While iPhone apps get vetted by Apple, Google’s open apps store model, which lacks code signing and a review process, makes it easy to distribute malware in apps.
In the last six months, the number of malicious Android apps has doubled to 1,000, a report from mobile security firm Lookout says.
Some malicious apps have made it to the Android Market.
Google yanked about two dozen apps containing malware in May and nearly 60 malicious apps in March.
Google moves quickly when problems are reported, but removing apps after-the-fact means there may be users who have downloaded them already.
To be fair, the likelihood that the average Android user will encounter malware is very, very slim because most people avoid third-party sites where they are required to allow apps from unknown sources to be downloaded, and are thus assuming the risk.
The hot apps market, in general, is problematic because mobile developers typically don’t have experience creating secure software.
An unnamed hacker claimed to have remotely breached a system at a Texas water plant, as well as systems in Europe.

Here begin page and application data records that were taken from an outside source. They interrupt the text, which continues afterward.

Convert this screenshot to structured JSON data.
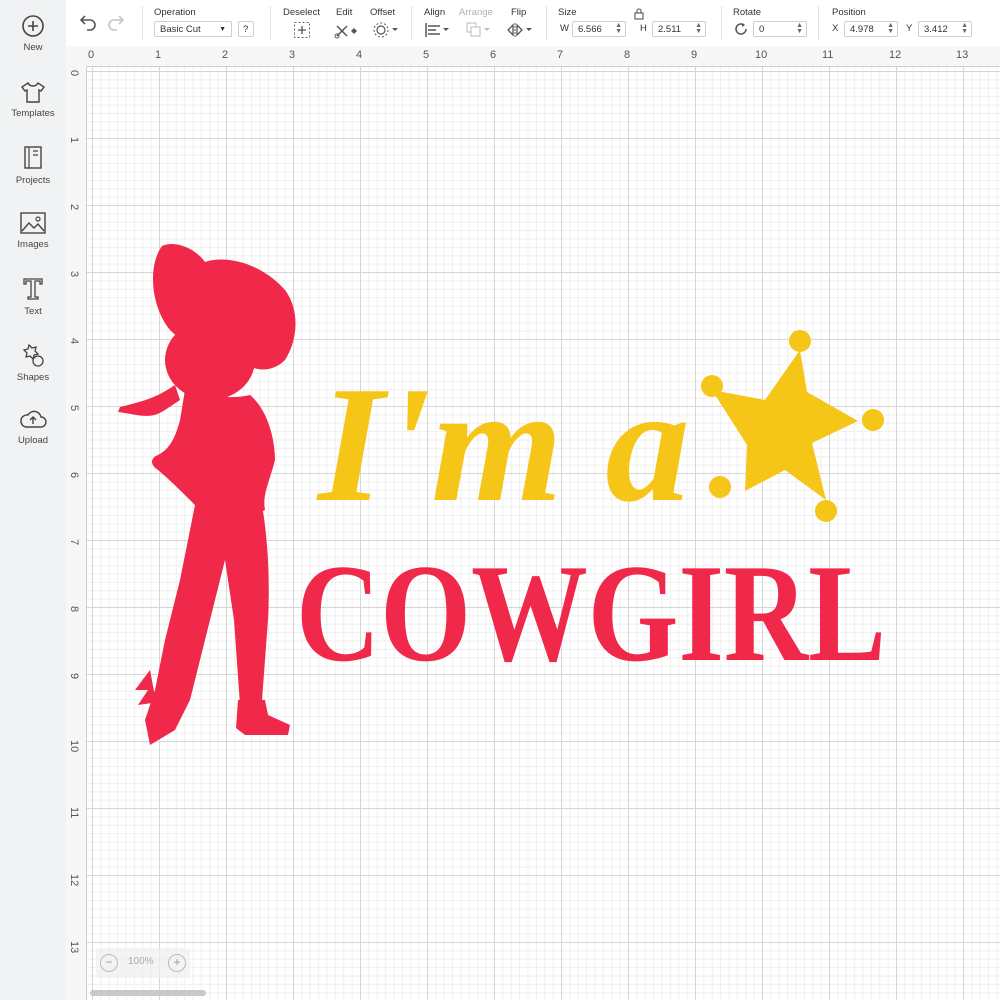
{
  "sidebar": {
    "items": [
      {
        "label": "New",
        "icon": "plus-circle-icon"
      },
      {
        "label": "Templates",
        "icon": "tshirt-icon"
      },
      {
        "label": "Projects",
        "icon": "notebook-icon"
      },
      {
        "label": "Images",
        "icon": "image-icon"
      },
      {
        "label": "Text",
        "icon": "text-icon"
      },
      {
        "label": "Shapes",
        "icon": "shapes-icon"
      },
      {
        "label": "Upload",
        "icon": "cloud-upload-icon"
      }
    ]
  },
  "toolbar": {
    "operation_label": "Operation",
    "operation_value": "Basic Cut",
    "help": "?",
    "deselect_label": "Deselect",
    "edit_label": "Edit",
    "offset_label": "Offset",
    "align_label": "Align",
    "arrange_label": "Arrange",
    "flip_label": "Flip",
    "size_label": "Size",
    "w_letter": "W",
    "w_value": "6.566",
    "h_letter": "H",
    "h_value": "2.511",
    "rotate_label": "Rotate",
    "rotate_value": "0",
    "position_label": "Position",
    "x_letter": "X",
    "x_value": "4.978",
    "y_letter": "Y",
    "y_value": "3.412"
  },
  "ruler": {
    "top": [
      "0",
      "1",
      "2",
      "3",
      "4",
      "5",
      "6",
      "7",
      "8",
      "9",
      "10",
      "11",
      "12",
      "13"
    ],
    "left": [
      "0",
      "1",
      "2",
      "3",
      "4",
      "5",
      "6",
      "7",
      "8",
      "9",
      "10",
      "11",
      "12",
      "13"
    ]
  },
  "design": {
    "line1": "I'm a",
    "line2": "COWGIRL",
    "yellow": "#f5c518",
    "red": "#f0294a"
  },
  "zoom": {
    "value": "100%",
    "minus": "−",
    "plus": "+"
  }
}
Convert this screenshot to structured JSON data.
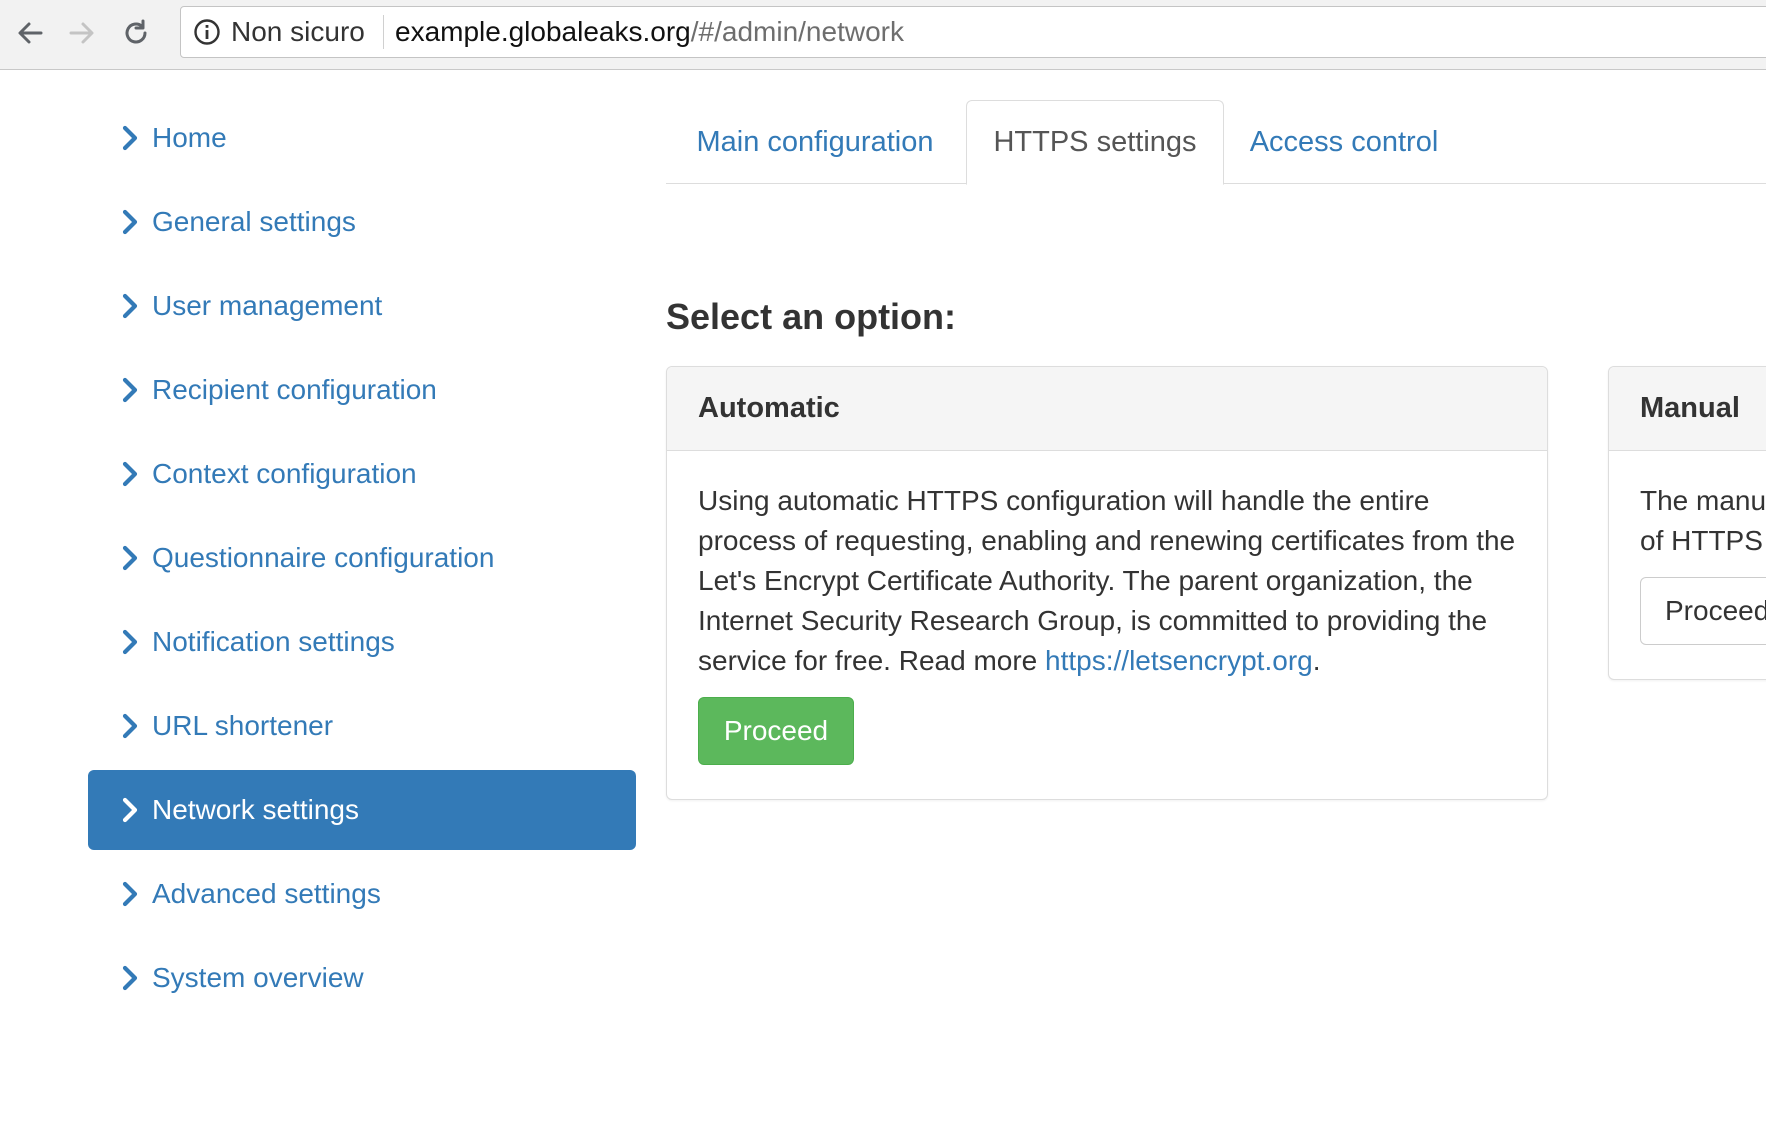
{
  "browser": {
    "security_label": "Non sicuro",
    "url_host": "example.globaleaks.org",
    "url_path": "/#/admin/network"
  },
  "sidebar": {
    "items": [
      {
        "label": "Home"
      },
      {
        "label": "General settings"
      },
      {
        "label": "User management"
      },
      {
        "label": "Recipient configuration"
      },
      {
        "label": "Context configuration"
      },
      {
        "label": "Questionnaire configuration"
      },
      {
        "label": "Notification settings"
      },
      {
        "label": "URL shortener"
      },
      {
        "label": "Network settings",
        "active": true
      },
      {
        "label": "Advanced settings"
      },
      {
        "label": "System overview"
      }
    ]
  },
  "tabs": [
    {
      "label": "Main configuration"
    },
    {
      "label": "HTTPS settings",
      "active": true
    },
    {
      "label": "Access control"
    }
  ],
  "main": {
    "heading": "Select an option:",
    "automatic": {
      "title": "Automatic",
      "text": "Using automatic HTTPS configuration will handle the entire process of requesting, enabling and renewing certificates from the Let's Encrypt Certificate Authority. The parent organization, the Internet Security Research Group, is committed to providing the service for free. Read more ",
      "link_text": "https://letsencrypt.org",
      "text_end": ".",
      "button": "Proceed"
    },
    "manual": {
      "title": "Manual",
      "text_line1": "The manu",
      "text_line2": "of HTTPS",
      "button": "Proceed"
    }
  },
  "colors": {
    "primary": "#337ab7",
    "success": "#5cb85c",
    "panel_header": "#f5f5f5",
    "border": "#dddddd"
  },
  "icons": {
    "back": "arrow-left-icon",
    "forward": "arrow-right-icon",
    "reload": "reload-icon",
    "info": "info-circle-icon",
    "chevron": "chevron-right-icon"
  }
}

Given how easy it is to find SCADA equipment with just a Google search, all the holes the SCADA systems seem to have, and that researchers say it is relatively easy to exploit the weaknesses, you can expect more attacks on critical infrastructure systems in the coming year. >>CNET News